With chapters 7-14 Hagner discusses the Gospels themselves, exploring such topics as the historical reliablity of the Gospels, the origin of each of the Gospel, various historical methods of interpretation, the Synoptic Problem, etc. Because I was sick when I read the remainder of part 2, this review will highlight a few points.
Markan Priority and Q
Hagner follows the majority of Synoptic scholars in agreeing that Mark was the first of the Gospels to be written, from which Matthew and Luke both relied on for their Gospels. While I tend to agree with Markan priority, I do not hold to Q as a source-be it written or oral-from which Luke and Matthew relied upon for their writings. In his chapter on the Synoptic Problem, as well as the chapters on Matthew through Luke, Hagner does helpfully discuss the various theories that have been put forwarded as possible answers to the Synoptic Problem. This is helpful for the reader in drawing his or her own conclusions on this debated matter of composition.

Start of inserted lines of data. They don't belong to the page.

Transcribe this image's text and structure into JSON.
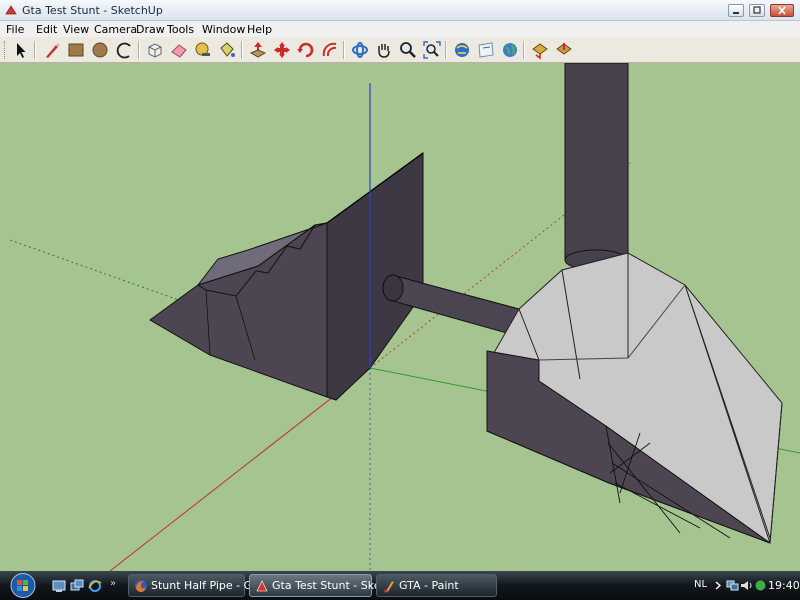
{
  "window": {
    "title": "Gta Test Stunt - SketchUp"
  },
  "menu": {
    "items": [
      "File",
      "Edit",
      "View",
      "Camera",
      "Draw",
      "Tools",
      "Window",
      "Help"
    ]
  },
  "toolbar": {
    "tools": [
      "select-tool",
      "pencil-tool",
      "rectangle-tool",
      "circle-tool",
      "arc-tool",
      "make-component-tool",
      "eraser-tool",
      "tape-measure-tool",
      "paint-bucket-tool",
      "push-pull-tool",
      "move-tool",
      "rotate-tool",
      "offset-tool",
      "orbit-tool",
      "pan-tool",
      "zoom-tool",
      "zoom-extents-tool",
      "get-models-tool",
      "share-model-tool",
      "google-earth-tool",
      "get-current-view-tool",
      "toggle-terrain-tool"
    ]
  },
  "viewport": {
    "ground_color": "#a6c48f",
    "shade_dark": "#4d4652",
    "shade_light": "#c9c9c9"
  },
  "taskbar": {
    "tasks": [
      {
        "label": "Stunt Half Pipe - GT...",
        "icon": "firefox-icon",
        "active": false
      },
      {
        "label": "Gta Test Stunt - Sket...",
        "icon": "sketchup-icon",
        "active": true
      },
      {
        "label": "GTA - Paint",
        "icon": "paint-icon",
        "active": false
      }
    ],
    "language": "NL",
    "clock": "19:40"
  }
}
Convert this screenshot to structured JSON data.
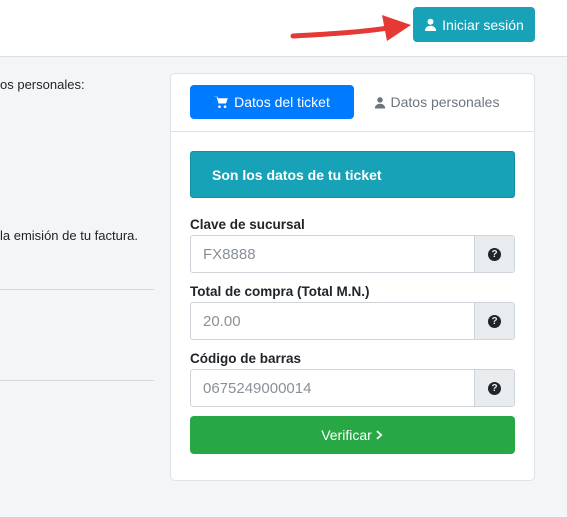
{
  "header": {
    "login_label": "Iniciar sesión"
  },
  "left_panel": {
    "text_1": "os personales:",
    "text_2": "la emisión de tu factura."
  },
  "card": {
    "tabs": [
      {
        "label": "Datos del ticket",
        "icon": "cart-icon",
        "active": true
      },
      {
        "label": "Datos personales",
        "icon": "user-icon",
        "active": false
      }
    ],
    "alert_text": "Son los datos de tu ticket",
    "fields": [
      {
        "label": "Clave de sucursal",
        "placeholder": "FX8888"
      },
      {
        "label": "Total de compra (Total M.N.)",
        "placeholder": "20.00"
      },
      {
        "label": "Código de barras",
        "placeholder": "0675249000014"
      }
    ],
    "verify_label": "Verificar"
  },
  "colors": {
    "login_button": "#17a2b8",
    "active_tab": "#007bff",
    "alert": "#17a2b8",
    "verify_button": "#28a745",
    "arrow": "#e53935"
  }
}
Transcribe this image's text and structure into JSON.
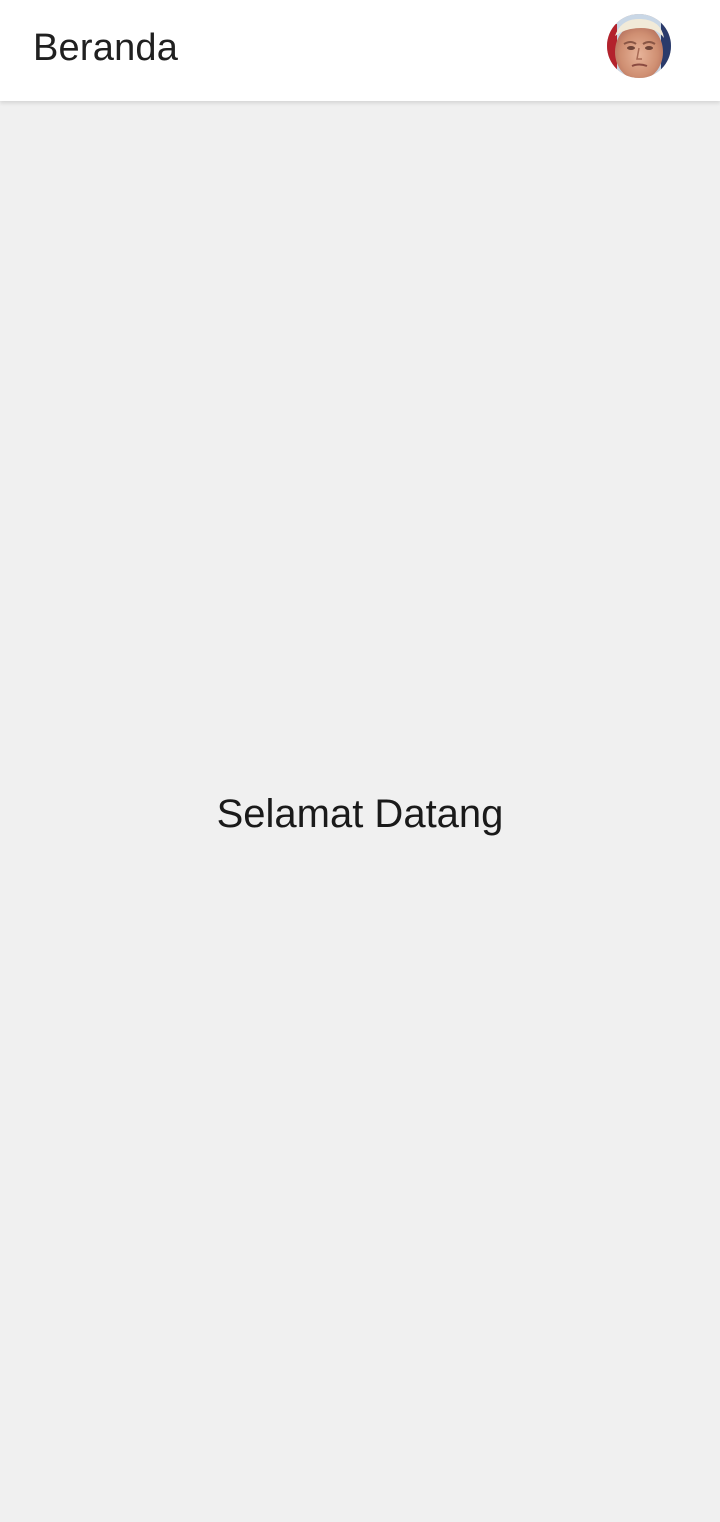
{
  "app_bar": {
    "title": "Beranda",
    "avatar_icon": "profile-avatar"
  },
  "main": {
    "welcome_text": "Selamat Datang"
  },
  "colors": {
    "app_bar_background": "#ffffff",
    "page_background": "#f0f0f0",
    "text": "#202020"
  }
}
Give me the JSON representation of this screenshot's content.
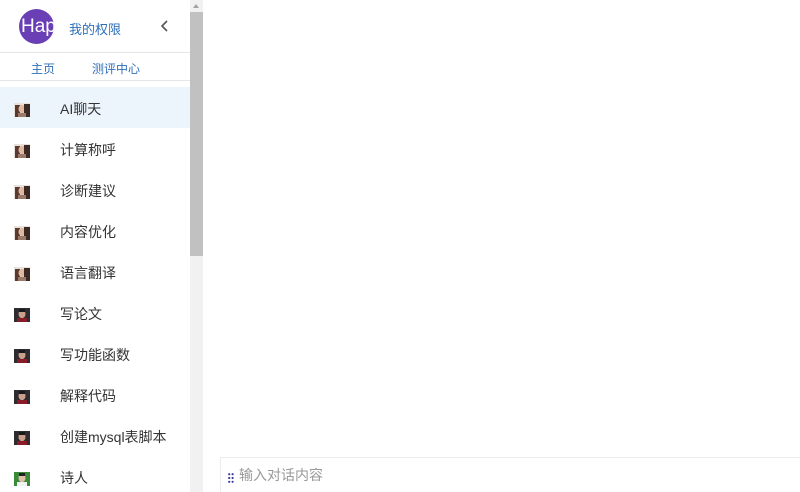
{
  "header": {
    "avatar_text": "Hap",
    "permissions_link": "我的权限"
  },
  "nav": {
    "home": "主页",
    "evaluation": "测评中心"
  },
  "menu": {
    "items": [
      {
        "label": "AI聊天",
        "thumb": "person-a",
        "active": true
      },
      {
        "label": "计算称呼",
        "thumb": "person-a"
      },
      {
        "label": "诊断建议",
        "thumb": "person-a"
      },
      {
        "label": "内容优化",
        "thumb": "person-a"
      },
      {
        "label": "语言翻译",
        "thumb": "person-a"
      },
      {
        "label": "写论文",
        "thumb": "person-b"
      },
      {
        "label": "写功能函数",
        "thumb": "person-b"
      },
      {
        "label": "解释代码",
        "thumb": "person-b"
      },
      {
        "label": "创建mysql表脚本",
        "thumb": "person-b"
      },
      {
        "label": "诗人",
        "thumb": "person-c"
      }
    ]
  },
  "chat": {
    "input_placeholder": "输入对话内容",
    "input_value": ""
  },
  "colors": {
    "accent_link": "#2f6fba",
    "avatar_bg": "#6a3fb5",
    "active_item_bg": "#ecf4fc"
  }
}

One of the things that I find to be most helpful for a classroom or possibly Sunday school setting are the sizes of the chapters. Each chapter is short enough to cover in one sitting, thus allowing one to cover one a chapter a week or a class period. But the relatively short chapter size does not take away from the content of each chapter. Each chapter is informative and interacts with all of the key theological, historical, and interpretative issues you would expect to find in most critical studies and commentaries on the Gospels. And to top it off, the bibliographies at the end of each chapter are complete and can serve as a great launching pad for further in-depth studies.
I am convinced that Hagner’s New Testament Introduction is a must have for any serious student of the New Testament. It is one of the best NT Intros to come along in a number of years, and I hope that it gains the readership that it deserves. While it may be too big in size for a one semester NT Intro class, it should be consulted nonetheless!